Hairy secret of foraging plants discovered
(PhysOrg.com) -- The genes that control the hairy 'mining machine' that makes some plants better at finding nutrients in poor soils than others have been discovered by scientists from Oxford University and the John Innes Centre.
The finding, that could help to create crops that are better at feeding themselves and so need less fertiliser, is reported in Nature Genetics.
When crops such as barley and wheat are grown on soils containing small amounts of phosphate it is known that those plants with long hairs on their roots give higher yields than those with short hairs. Similarly, long-haired beans grown on the nutrient-poor tropical soils of Central America do much better than short haired varieties.
Root hairs burrow into the soil like tiny ‘mining machines’ releasing acids and other scouring chemicals that crack open rocky minerals releasing valuable nutrients, such as iron and phosphate, that are necessary for plant growth.
Now, for the first time, scientists have found the mechanism that controls the growth of these specialised nutrient-excavating cells. They discovered that a master regulatory gene called RSL4 acts like a switch; hair cells grow when the gene is turned on and growth stops when it is off.
‘When we discovered that RSL4 was a master regulator of hair growth we thought that perhaps the increased growth of root hairs in low phosphate soils might result from turning this gene on,’ said Professor Liam Dolan of Oxford University’s Department of Plant Sciences, who led the team.
‘Our hunch was right: growing plants in phosphate-poor soils turned the gene on resulting in the growth of very long root hairs. So this gene is not only a key growth regulator but also a critical cog in the mechanism that plants use to cope with a lack of nutrients,’ said Professor Dolan.

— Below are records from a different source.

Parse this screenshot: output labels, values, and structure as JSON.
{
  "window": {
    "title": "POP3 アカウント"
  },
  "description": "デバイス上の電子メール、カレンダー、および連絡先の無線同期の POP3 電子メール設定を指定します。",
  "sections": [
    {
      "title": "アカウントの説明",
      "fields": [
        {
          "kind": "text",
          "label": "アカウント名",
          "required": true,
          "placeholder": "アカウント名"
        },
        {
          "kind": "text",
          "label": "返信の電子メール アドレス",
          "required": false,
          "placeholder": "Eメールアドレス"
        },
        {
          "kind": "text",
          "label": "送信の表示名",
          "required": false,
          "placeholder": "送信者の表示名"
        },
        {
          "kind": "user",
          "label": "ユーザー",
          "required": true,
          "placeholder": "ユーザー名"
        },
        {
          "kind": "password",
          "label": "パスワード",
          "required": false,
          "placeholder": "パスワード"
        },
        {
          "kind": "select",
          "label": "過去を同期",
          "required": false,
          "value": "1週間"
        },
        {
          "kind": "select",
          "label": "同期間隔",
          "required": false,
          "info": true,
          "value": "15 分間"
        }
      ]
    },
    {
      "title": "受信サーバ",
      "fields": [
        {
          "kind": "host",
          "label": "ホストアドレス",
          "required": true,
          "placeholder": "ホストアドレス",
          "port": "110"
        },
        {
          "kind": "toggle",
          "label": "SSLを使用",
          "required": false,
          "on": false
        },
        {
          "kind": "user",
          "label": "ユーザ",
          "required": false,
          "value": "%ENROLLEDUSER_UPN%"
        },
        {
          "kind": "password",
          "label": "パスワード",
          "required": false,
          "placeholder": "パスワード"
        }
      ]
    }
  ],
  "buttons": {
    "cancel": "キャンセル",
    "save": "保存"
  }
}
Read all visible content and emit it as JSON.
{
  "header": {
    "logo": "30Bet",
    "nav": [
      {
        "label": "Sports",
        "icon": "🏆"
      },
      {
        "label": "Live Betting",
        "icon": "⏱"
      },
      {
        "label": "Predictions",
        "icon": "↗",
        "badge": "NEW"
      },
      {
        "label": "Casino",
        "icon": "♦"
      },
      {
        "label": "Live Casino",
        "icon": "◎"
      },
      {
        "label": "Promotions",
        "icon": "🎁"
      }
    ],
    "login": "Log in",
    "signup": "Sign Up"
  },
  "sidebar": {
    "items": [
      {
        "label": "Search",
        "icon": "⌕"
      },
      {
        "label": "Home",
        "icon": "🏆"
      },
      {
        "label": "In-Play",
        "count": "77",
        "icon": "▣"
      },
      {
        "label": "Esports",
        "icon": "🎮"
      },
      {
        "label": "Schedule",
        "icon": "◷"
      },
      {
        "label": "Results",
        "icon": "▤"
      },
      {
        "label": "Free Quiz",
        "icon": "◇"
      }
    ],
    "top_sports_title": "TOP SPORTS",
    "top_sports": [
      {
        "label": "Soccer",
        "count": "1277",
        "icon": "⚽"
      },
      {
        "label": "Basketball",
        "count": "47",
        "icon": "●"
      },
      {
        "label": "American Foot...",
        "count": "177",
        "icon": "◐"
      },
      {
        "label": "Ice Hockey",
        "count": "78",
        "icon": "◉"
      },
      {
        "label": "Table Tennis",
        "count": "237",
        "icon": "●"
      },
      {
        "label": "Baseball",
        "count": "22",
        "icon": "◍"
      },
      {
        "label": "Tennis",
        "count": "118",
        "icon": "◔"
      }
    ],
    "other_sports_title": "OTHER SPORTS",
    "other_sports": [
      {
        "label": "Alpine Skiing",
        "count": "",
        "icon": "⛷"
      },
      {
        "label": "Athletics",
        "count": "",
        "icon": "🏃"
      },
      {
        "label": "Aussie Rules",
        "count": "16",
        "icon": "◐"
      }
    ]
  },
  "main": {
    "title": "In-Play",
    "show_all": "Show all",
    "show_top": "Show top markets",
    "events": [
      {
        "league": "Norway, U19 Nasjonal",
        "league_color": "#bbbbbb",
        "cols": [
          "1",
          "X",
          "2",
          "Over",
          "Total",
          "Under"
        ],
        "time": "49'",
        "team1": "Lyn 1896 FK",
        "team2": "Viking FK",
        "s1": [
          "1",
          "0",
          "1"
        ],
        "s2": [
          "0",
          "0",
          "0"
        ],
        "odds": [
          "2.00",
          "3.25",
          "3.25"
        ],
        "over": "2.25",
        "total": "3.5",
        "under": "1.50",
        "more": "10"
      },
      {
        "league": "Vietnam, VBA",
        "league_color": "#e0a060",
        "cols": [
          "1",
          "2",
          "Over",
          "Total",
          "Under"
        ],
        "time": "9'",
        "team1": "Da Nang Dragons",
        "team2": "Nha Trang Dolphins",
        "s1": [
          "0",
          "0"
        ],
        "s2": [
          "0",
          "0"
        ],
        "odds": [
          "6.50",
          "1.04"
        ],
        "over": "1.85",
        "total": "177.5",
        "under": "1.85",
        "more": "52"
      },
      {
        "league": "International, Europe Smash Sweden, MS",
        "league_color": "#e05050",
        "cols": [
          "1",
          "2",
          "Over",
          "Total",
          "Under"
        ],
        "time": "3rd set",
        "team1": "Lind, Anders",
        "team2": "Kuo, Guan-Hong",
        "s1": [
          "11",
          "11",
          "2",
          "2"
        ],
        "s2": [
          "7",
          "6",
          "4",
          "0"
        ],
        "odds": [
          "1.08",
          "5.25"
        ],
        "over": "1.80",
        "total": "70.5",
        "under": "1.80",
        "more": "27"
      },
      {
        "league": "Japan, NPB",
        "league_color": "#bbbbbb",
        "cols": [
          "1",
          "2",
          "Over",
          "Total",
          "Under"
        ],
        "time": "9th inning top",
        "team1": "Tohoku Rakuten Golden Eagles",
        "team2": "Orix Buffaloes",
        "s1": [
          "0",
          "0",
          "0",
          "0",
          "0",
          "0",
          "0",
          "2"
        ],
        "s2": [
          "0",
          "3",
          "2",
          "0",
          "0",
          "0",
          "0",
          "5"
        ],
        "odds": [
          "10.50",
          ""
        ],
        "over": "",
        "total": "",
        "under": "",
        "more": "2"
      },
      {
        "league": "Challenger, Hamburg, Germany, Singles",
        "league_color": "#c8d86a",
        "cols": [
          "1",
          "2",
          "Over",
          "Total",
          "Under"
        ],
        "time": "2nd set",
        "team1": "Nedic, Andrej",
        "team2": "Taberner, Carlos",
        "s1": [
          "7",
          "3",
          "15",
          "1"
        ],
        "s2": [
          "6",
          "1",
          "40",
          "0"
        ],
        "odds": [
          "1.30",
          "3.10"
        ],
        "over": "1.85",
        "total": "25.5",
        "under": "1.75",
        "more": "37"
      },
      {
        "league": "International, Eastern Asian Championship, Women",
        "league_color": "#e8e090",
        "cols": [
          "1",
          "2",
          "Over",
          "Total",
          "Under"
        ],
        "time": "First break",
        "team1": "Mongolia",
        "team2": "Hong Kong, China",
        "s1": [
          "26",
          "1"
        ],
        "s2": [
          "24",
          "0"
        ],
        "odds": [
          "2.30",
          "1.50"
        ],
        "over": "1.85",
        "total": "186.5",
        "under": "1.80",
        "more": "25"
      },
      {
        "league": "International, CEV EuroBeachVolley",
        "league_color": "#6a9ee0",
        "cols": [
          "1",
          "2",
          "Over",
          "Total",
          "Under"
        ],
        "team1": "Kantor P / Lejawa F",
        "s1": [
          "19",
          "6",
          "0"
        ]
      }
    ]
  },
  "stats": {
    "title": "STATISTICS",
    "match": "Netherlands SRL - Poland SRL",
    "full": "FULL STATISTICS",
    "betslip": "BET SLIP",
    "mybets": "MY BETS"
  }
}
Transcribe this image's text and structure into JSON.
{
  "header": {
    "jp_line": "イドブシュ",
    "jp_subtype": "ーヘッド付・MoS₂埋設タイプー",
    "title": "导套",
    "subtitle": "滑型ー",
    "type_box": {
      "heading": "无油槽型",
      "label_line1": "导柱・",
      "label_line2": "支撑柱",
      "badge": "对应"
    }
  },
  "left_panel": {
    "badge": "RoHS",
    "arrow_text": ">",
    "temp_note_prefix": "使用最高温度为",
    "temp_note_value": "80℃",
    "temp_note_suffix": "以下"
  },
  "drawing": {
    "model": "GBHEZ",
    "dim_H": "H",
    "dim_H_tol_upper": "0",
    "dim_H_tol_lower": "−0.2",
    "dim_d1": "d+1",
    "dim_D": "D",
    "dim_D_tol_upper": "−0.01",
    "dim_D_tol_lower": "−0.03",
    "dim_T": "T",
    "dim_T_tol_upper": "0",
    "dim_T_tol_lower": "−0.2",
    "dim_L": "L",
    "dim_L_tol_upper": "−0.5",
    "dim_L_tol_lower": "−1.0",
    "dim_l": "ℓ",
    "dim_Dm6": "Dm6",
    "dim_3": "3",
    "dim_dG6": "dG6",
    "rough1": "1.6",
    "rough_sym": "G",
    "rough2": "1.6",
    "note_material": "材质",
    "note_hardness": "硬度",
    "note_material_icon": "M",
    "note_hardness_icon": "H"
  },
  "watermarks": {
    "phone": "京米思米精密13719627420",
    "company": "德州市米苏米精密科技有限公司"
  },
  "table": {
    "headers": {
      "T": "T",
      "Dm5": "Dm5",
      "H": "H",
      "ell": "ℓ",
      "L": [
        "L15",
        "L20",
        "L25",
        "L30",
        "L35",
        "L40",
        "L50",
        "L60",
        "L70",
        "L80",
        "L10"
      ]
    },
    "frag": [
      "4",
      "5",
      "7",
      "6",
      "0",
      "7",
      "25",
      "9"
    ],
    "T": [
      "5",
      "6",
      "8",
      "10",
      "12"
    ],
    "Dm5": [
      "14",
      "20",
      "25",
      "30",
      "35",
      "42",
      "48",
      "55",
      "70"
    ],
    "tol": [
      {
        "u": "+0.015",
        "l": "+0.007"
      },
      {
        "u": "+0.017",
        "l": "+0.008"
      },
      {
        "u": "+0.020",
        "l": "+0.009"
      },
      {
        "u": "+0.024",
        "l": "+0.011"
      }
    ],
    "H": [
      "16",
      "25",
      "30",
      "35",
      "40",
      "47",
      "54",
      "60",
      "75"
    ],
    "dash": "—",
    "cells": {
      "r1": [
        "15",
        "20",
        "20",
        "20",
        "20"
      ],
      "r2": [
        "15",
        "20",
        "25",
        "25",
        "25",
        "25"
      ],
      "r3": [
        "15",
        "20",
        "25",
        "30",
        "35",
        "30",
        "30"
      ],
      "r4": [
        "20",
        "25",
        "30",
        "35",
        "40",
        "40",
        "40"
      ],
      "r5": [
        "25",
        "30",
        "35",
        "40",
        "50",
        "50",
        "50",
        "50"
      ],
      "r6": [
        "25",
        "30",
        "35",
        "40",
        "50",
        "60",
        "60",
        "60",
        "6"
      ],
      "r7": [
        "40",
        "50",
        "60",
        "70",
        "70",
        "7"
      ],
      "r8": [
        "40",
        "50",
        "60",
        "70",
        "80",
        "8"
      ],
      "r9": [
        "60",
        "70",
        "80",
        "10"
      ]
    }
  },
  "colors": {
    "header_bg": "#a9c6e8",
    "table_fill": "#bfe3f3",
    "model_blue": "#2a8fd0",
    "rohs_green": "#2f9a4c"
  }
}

Given the ability of RSL4 to increase root hair growth this discovery has the potential to help breeders develop crops that can grow on poor soils. As global food demand increases this could become very important as most soils in Australia, extensive regions of sub-Saharan Africa, and 30 per cent of China, are not productive because plants cannot extract sufficient phosphate and iron from these soils.
‘Our hope is that in the future someone will be able to use this gene to develop plant varieties which enhance yields on poor soils. This could have obvious benefits for developing world agriculture. Also, as fertilisers become increasingly expensive, we will need crops that are more efficient in nutrient uptake. This could have the added benefit of decreasing the amount of polluting phosphate that runs off into rivers and lakes,’ Professor Dolan said.
‘What excites me most about this research is that we set out to answer a fundamental question in biology - how organisms control the size of their cells - and ended up discovering something that could have an important impact on world agriculture.’